Mayor Rahm Emanuel’s two-year-old plan to close six of the city’s 12 mental health clinics came under withering attack Tuesday, with advocates accusing the mayor of throwing Chicago’s most vulnerable residents to the wolves.
Cut off from familiar therapists and forced to travel longer for treatment, thousands of patients fell through the cracks, sometimes tearful mental health advocates claimed.
Some desolved into depression or returned to past addictions. Others were arrested, turning Cook County Jail into, what Sheriff Tom Dart has called the “largest mental health hospital” where patients are “criminalized” instead of being given the care they desperately need.
On Tuesday, mental health advocates and their City Council allies aired their bill of particulars against Emanuel, first at a news conference, then at a public hearing that dragged on for hours.
Ald. Bob Fioretti (2nd), who is mulling a campaign for mayor against Emanuel, reiterated his apology for the vote he cast in favor of the mayor’s first budget, balanced, in part, with the clinic closings.
“It was probably the worst vote I ever made. We were told certain information. And if we would have had other information, that vote would never have happened — by many of us, if not everyone in the City Council,” Fioretti said.
“Do we want a City Hall that closes its back on clinics and public schools and turns its back on Chicagoans most in need? Or do we want a City Hall that stands up for the needs of all citizens, especially those who don’t have much money and… need the extra support.”
Ald. Roderick Sawyer (6th) added, “We were told when we voted on this that no one would be left behind. That obviously was not the case. For that, I am truly sorry. We let you down. But an old friend once told me, `When you make mistakes, that’s why they put erasers on pencils.’ You can change mistakes. You can make it right.”
N’Dana Carter, a spokeswoman for the Mental Health Movement, branded Health Commissioner Dr. Bechara Choucair a “liar” for claiming that the city is providing more mental health care with six clinics than it ever did with twelve.
“Never trust numbers that don’t put faces to it and change every other week,” Carter said.

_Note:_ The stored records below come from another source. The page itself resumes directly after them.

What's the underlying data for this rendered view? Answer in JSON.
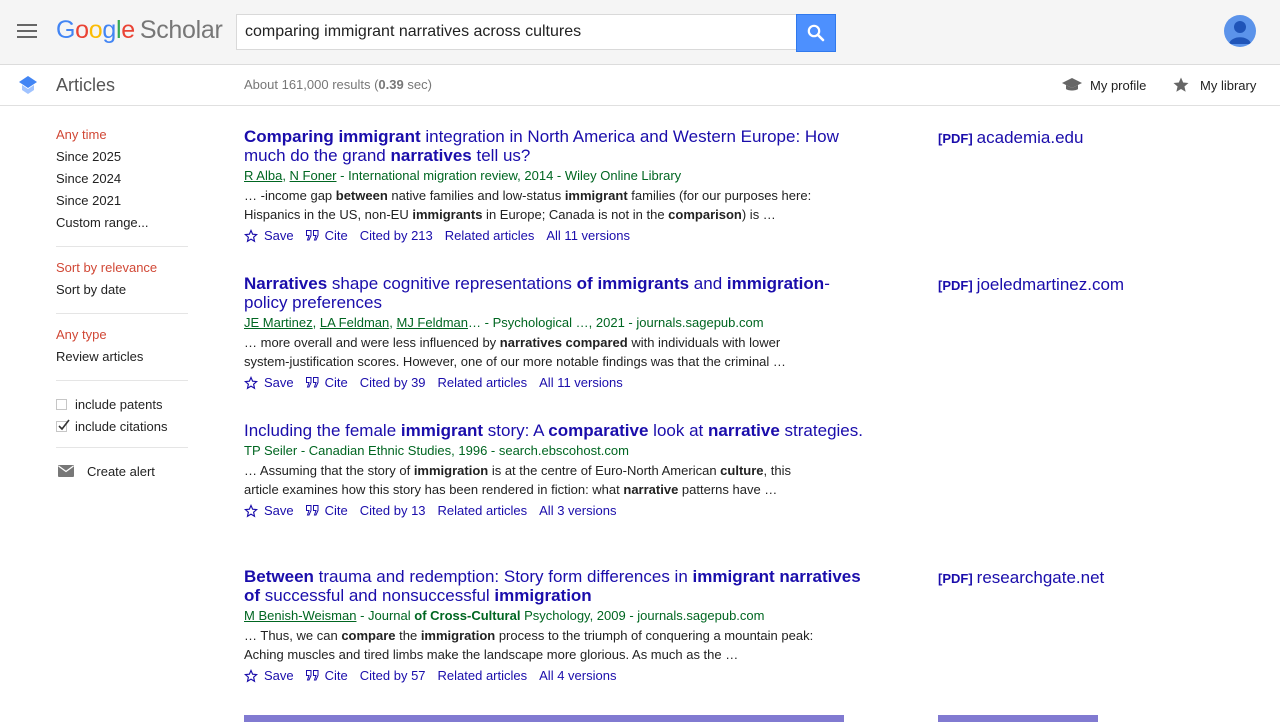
{
  "header": {
    "logo_google": "Google",
    "logo_scholar": "Scholar",
    "search_value": "comparing immigrant narratives across cultures"
  },
  "subheader": {
    "section": "Articles",
    "results_prefix": "About 161,000 results (",
    "results_time": "0.39",
    "results_suffix": " sec)",
    "my_profile": "My profile",
    "my_library": "My library"
  },
  "sidebar": {
    "time_filters": [
      "Any time",
      "Since 2025",
      "Since 2024",
      "Since 2021",
      "Custom range..."
    ],
    "sort_filters": [
      "Sort by relevance",
      "Sort by date"
    ],
    "type_filters": [
      "Any type",
      "Review articles"
    ],
    "include_patents": "include patents",
    "include_citations": "include citations",
    "create_alert": "Create alert"
  },
  "results": [
    {
      "title_parts": [
        {
          "b": true,
          "t": "Comparing immigrant"
        },
        {
          "b": false,
          "t": " integration in North America and Western Europe: How much do the grand "
        },
        {
          "b": true,
          "t": "narratives"
        },
        {
          "b": false,
          "t": " tell us?"
        }
      ],
      "authors": [
        "R Alba",
        "N Foner"
      ],
      "source": " - International migration review, 2014 - Wiley Online Library",
      "snippet_parts": [
        {
          "b": false,
          "t": "… -income gap "
        },
        {
          "b": true,
          "t": "between"
        },
        {
          "b": false,
          "t": " native families and low-status "
        },
        {
          "b": true,
          "t": "immigrant"
        },
        {
          "b": false,
          "t": " families (for our purposes here: Hispanics in the US, non-EU "
        },
        {
          "b": true,
          "t": "immigrants"
        },
        {
          "b": false,
          "t": " in Europe; Canada is not in the "
        },
        {
          "b": true,
          "t": "comparison"
        },
        {
          "b": false,
          "t": ") is …"
        }
      ],
      "save": "Save",
      "cite": "Cite",
      "cited_by": "Cited by 213",
      "related": "Related articles",
      "versions": "All 11 versions",
      "pdf_tag": "[PDF]",
      "pdf_source": "academia.edu"
    },
    {
      "title_parts": [
        {
          "b": true,
          "t": "Narratives"
        },
        {
          "b": false,
          "t": " shape cognitive representations "
        },
        {
          "b": true,
          "t": "of immigrants"
        },
        {
          "b": false,
          "t": " and "
        },
        {
          "b": true,
          "t": "immigration"
        },
        {
          "b": false,
          "t": "-policy preferences"
        }
      ],
      "authors": [
        "JE Martinez",
        "LA Feldman",
        "MJ Feldman"
      ],
      "source": "… - Psychological …, 2021 - journals.sagepub.com",
      "snippet_parts": [
        {
          "b": false,
          "t": "… more overall and were less influenced by "
        },
        {
          "b": true,
          "t": "narratives compared"
        },
        {
          "b": false,
          "t": " with individuals with lower system-justification scores. However, one of our more notable findings was that the criminal …"
        }
      ],
      "save": "Save",
      "cite": "Cite",
      "cited_by": "Cited by 39",
      "related": "Related articles",
      "versions": "All 11 versions",
      "pdf_tag": "[PDF]",
      "pdf_source": "joeledmartinez.com"
    },
    {
      "title_parts": [
        {
          "b": false,
          "t": "Including the female "
        },
        {
          "b": true,
          "t": "immigrant"
        },
        {
          "b": false,
          "t": " story: A "
        },
        {
          "b": true,
          "t": "comparative"
        },
        {
          "b": false,
          "t": " look at "
        },
        {
          "b": true,
          "t": "narrative"
        },
        {
          "b": false,
          "t": " strategies."
        }
      ],
      "authors": [],
      "source": "TP Seiler - Canadian Ethnic Studies, 1996 - search.ebscohost.com",
      "snippet_parts": [
        {
          "b": false,
          "t": "… Assuming that the story of "
        },
        {
          "b": true,
          "t": "immigration"
        },
        {
          "b": false,
          "t": " is at the centre of Euro-North American "
        },
        {
          "b": true,
          "t": "culture"
        },
        {
          "b": false,
          "t": ", this article examines how this story has been rendered in fiction: what "
        },
        {
          "b": true,
          "t": "narrative"
        },
        {
          "b": false,
          "t": " patterns have …"
        }
      ],
      "save": "Save",
      "cite": "Cite",
      "cited_by": "Cited by 13",
      "related": "Related articles",
      "versions": "All 3 versions",
      "pdf_tag": "",
      "pdf_source": ""
    },
    {
      "title_parts": [
        {
          "b": true,
          "t": "Between"
        },
        {
          "b": false,
          "t": " trauma and redemption: Story form differences in "
        },
        {
          "b": true,
          "t": "immigrant narratives of"
        },
        {
          "b": false,
          "t": " successful and nonsuccessful "
        },
        {
          "b": true,
          "t": "immigration"
        }
      ],
      "authors": [
        "M Benish-Weisman"
      ],
      "source_parts": [
        {
          "b": false,
          "t": " - Journal "
        },
        {
          "b": true,
          "t": "of Cross-Cultural"
        },
        {
          "b": false,
          "t": " Psychology, 2009 - journals.sagepub.com"
        }
      ],
      "snippet_parts": [
        {
          "b": false,
          "t": "… Thus, we can "
        },
        {
          "b": true,
          "t": "compare"
        },
        {
          "b": false,
          "t": " the "
        },
        {
          "b": true,
          "t": "immigration"
        },
        {
          "b": false,
          "t": " process to the triumph of conquering a mountain peak: Aching muscles and tired limbs make the landscape more glorious. As much as the …"
        }
      ],
      "save": "Save",
      "cite": "Cite",
      "cited_by": "Cited by 57",
      "related": "Related articles",
      "versions": "All 4 versions",
      "pdf_tag": "[PDF]",
      "pdf_source": "researchgate.net"
    }
  ]
}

“Smoke and mirrors is fine for the circus, but this is not a circus. This is human lives…. When they closed the clinics, a lot of people had nowhere to go. We’re talking about a few hundred initially that rolled into thousands…. We don’t know where a lot of them have gone.”
Carter urged Chicagoans to call their aldermen, call the mayor and make three demands: re-open all six shuttered clinics; order the Department of Public Health to accept Medicaid patients and bolster funding for mental health services in the city’s 2015 budget.
“A city cannot thrive if more than 20 percent suffers. If your brother falls, he falls on you — and your brothers and sisters are falling. We are our brother’s keeper,” she said.
At an unrelated news conference that preceded Tuesday’s hearing, Emanuel stuck to his well-worn script: The clinic consolidation that saved the city $2 million has worked for both the city and its mental health patients.
“Because of the reforms, we have more clinics with more visits and we use the resources — not to actually deal with just the budget deficit. We finally addressed the concerns of lack of psychiatric care. It’s close to about 4,500-to-5,000 more people now are receiving psychiatric care, a benefit we could not do because of the way we structured it,” Emanuel said, citing his work in Congress on mental health issues.
“The goal is to get more people health care coverage quality coverage…. We’ve expanded coverage to more people and, more importantly than just more people, expanded also new benefits like psychiatric care that never existed because the old system did not loosen up the resources…. Making the touch choices, the reforms necessary to achieve the goals.”
Five years ago, then-Mayor Richard M. Daley tried to close four mental health clinics, only to back off under pressure after it was revealed that a faulty billing system had forced the state to withhold $1 million in funding from the city.